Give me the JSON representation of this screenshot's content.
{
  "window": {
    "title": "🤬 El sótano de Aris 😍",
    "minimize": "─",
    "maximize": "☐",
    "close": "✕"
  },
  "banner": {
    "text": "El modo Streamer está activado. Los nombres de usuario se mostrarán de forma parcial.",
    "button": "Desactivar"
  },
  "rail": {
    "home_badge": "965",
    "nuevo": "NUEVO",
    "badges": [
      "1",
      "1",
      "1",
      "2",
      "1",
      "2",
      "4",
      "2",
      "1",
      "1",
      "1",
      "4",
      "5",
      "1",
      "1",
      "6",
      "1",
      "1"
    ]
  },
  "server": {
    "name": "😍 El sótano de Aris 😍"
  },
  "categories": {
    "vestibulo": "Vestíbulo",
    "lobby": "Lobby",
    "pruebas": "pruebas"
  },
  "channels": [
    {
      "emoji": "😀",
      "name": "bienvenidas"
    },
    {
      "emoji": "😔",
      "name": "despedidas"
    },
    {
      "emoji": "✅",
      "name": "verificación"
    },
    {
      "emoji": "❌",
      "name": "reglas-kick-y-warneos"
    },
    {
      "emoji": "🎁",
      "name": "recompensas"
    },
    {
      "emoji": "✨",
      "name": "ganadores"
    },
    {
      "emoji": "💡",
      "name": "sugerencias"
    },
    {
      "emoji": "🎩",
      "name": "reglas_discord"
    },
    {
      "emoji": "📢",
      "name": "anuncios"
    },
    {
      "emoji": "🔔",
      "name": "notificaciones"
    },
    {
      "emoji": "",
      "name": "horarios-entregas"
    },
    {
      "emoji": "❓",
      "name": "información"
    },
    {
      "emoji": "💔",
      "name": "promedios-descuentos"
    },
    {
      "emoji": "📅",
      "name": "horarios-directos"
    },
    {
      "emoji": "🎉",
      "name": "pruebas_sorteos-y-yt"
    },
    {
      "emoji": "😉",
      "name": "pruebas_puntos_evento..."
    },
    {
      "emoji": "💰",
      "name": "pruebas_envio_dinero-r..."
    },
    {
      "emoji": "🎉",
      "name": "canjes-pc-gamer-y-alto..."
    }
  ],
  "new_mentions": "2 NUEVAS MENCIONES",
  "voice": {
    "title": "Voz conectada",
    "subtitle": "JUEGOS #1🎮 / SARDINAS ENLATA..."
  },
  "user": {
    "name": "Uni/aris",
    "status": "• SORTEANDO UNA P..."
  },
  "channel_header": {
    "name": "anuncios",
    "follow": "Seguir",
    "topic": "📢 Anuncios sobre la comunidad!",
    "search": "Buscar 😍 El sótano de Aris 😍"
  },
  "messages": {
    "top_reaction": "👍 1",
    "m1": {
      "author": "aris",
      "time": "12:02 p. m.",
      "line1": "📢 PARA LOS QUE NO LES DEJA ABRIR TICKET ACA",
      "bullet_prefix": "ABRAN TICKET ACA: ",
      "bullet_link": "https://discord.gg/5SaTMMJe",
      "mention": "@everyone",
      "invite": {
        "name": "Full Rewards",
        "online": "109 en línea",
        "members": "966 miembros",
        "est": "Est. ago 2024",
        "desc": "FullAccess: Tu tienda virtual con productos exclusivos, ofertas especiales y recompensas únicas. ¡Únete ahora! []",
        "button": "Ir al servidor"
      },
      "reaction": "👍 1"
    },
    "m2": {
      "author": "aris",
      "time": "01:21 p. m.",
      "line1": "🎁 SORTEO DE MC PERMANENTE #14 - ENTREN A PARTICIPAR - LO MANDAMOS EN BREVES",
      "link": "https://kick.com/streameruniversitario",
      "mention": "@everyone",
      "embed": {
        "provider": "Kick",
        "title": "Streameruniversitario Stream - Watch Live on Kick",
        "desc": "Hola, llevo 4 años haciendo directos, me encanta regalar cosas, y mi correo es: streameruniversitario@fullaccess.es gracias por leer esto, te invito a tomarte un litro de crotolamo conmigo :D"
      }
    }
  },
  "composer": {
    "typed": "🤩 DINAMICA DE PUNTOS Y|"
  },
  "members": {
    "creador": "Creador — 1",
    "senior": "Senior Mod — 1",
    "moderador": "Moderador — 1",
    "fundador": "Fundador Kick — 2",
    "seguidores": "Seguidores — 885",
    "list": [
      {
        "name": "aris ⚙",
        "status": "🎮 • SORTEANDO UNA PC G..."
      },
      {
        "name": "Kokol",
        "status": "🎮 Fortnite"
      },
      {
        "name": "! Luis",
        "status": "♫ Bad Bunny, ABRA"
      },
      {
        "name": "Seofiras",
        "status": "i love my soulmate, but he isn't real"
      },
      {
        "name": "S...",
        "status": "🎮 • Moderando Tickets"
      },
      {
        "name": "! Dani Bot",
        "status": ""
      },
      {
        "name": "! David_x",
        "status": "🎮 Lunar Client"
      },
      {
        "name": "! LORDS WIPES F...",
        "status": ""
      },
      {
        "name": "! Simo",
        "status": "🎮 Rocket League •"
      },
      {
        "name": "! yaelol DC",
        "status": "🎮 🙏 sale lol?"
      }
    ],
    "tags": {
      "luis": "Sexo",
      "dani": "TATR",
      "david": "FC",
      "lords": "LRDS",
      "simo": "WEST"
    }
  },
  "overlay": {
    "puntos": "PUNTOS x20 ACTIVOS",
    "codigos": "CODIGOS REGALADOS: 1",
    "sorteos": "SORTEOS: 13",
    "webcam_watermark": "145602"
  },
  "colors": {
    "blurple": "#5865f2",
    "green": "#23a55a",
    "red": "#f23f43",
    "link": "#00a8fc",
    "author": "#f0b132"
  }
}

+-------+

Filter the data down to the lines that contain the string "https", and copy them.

**Exercise response:**
      "bullet_link": "https://discord.gg/5SaTMMJe",
      "link": "https://kick.com/streameruniversitario",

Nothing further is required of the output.